Body Tuning is the name I have given to what I do as a physical therapist.
Because I have been involved with music and musicians over many years it has made me realize how much physical therapy is like tuning a beautiful instrument. For instance: a piano tuner comes with his bag of tools, but before he begins to work on the piano he asks the owner of the piano what she or he hears from the instrument that does not seem quite right. Then he sets out to discover on his own what the problems are. He plays, he looks at the strings, he tests, and with his various tools he tries to make the piano sing again, thereby making the owner extremely happy.
That is exactly how my practice of ‘Body Tuning’ works. My tools are my hands.
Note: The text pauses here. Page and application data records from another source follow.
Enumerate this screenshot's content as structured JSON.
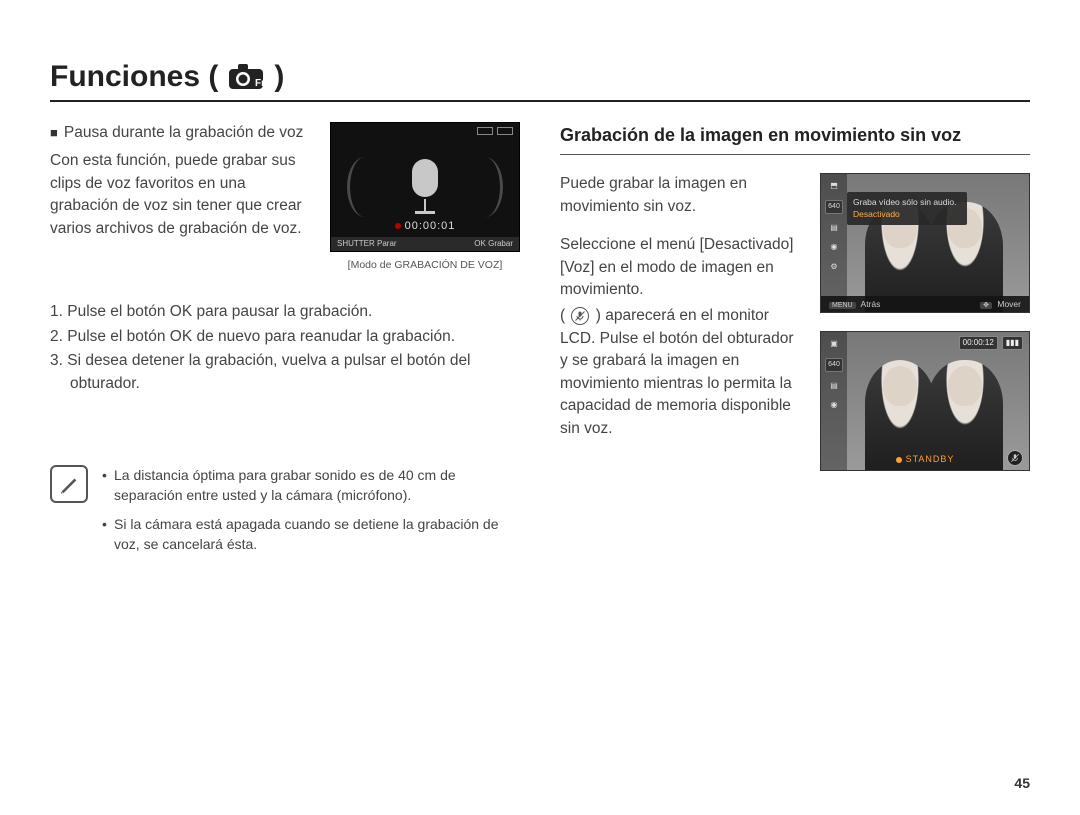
{
  "title": {
    "text": "Funciones (",
    "close": ")"
  },
  "left": {
    "subhead": "Pausa durante la grabación de voz",
    "paragraph": "Con esta función, puede grabar sus clips de voz favoritos en una grabación de voz sin tener que crear varios archivos de grabación de voz.",
    "voice_caption": "[Modo de GRABACIÓN DE VOZ]",
    "voice_timer": "00:00:01",
    "voice_bottom_left_key": "SHUTTER",
    "voice_bottom_left_label": "Parar",
    "voice_bottom_right_key": "OK",
    "voice_bottom_right_label": "Grabar",
    "steps": {
      "s1": "1. Pulse el botón OK para pausar la grabación.",
      "s2": "2. Pulse el botón OK de nuevo para reanudar la grabación.",
      "s3a": "3. Si desea detener la grabación, vuelva a pulsar el botón del",
      "s3b": "obturador."
    },
    "notes": {
      "n1": "La distancia óptima para grabar sonido es de 40 cm de separación entre usted y la cámara (micrófono).",
      "n2": "Si la cámara está apagada cuando se detiene la grabación de voz, se cancelará ésta."
    }
  },
  "right": {
    "heading": "Grabación de la imagen en movimiento sin voz",
    "p1": "Puede grabar la imagen en movimiento sin voz.",
    "p2a": "Seleccione el menú [Desactivado] [Voz] en el modo de imagen en movimiento.",
    "p2b_open": "(",
    "p2b_close": ") aparecerá en el monitor LCD. Pulse el botón del obturador y se grabará la imagen en movimiento mientras lo permita la capacidad de memoria disponible sin voz.",
    "lcd1": {
      "res": "640",
      "menu_line1": "Graba vídeo sólo sin audio.",
      "menu_line2": "Desactivado",
      "bottom_left_key": "MENU",
      "bottom_left_label": "Atrás",
      "bottom_right_label": "Mover"
    },
    "lcd2": {
      "res": "640",
      "timer": "00:00:12",
      "standby": "STANDBY"
    }
  },
  "page_number": "45"
}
When you come into my studio I ask you to tell me your complaints, that is, what you feel are the problems with your body…something in your muscles, skin, tendons, bones, something inside that bothers you, some pain or discomfort. Then, my job is to ask your body for the answers to what is wrong.
Usually people who come to me have talked to several health practitioners. If you are in my studio then those conversations have not solved your problems. It is my task to then ask your physical body what is wrong, and if I don’t find the answers, I’m going to look at the different tests you’ve had…your lifestyle…your behavior…your habits.
But first I want to talk directly with the problem. I look at your body. I see its appearance and how it moves. Second, I try different passive movements with your body. I try to move your skin, your connective tissue, your muscles, your bones, your ligaments, to see how the mechanics of your body work. And I listen to the noise…the sounds that the joints and muscles make. My hands feel and my ears listen and tell me what is wrong. This ability has come after many years of study and practice. Just as getting to play in Carnegie Hall involves ‘practice, practice, practice,’ so does learning how to tune the body. From simple body movements to deep manipulation it is like knowing how to play fortissimo on the piano without killing the piano. Working on the body deeply with expertise can accomplish solutions with perhaps some pain, but it is good pain. It is constructive and not destructive.
Body tuning is looking at, listening to, and helping the body restore itself and its ability to sing once again.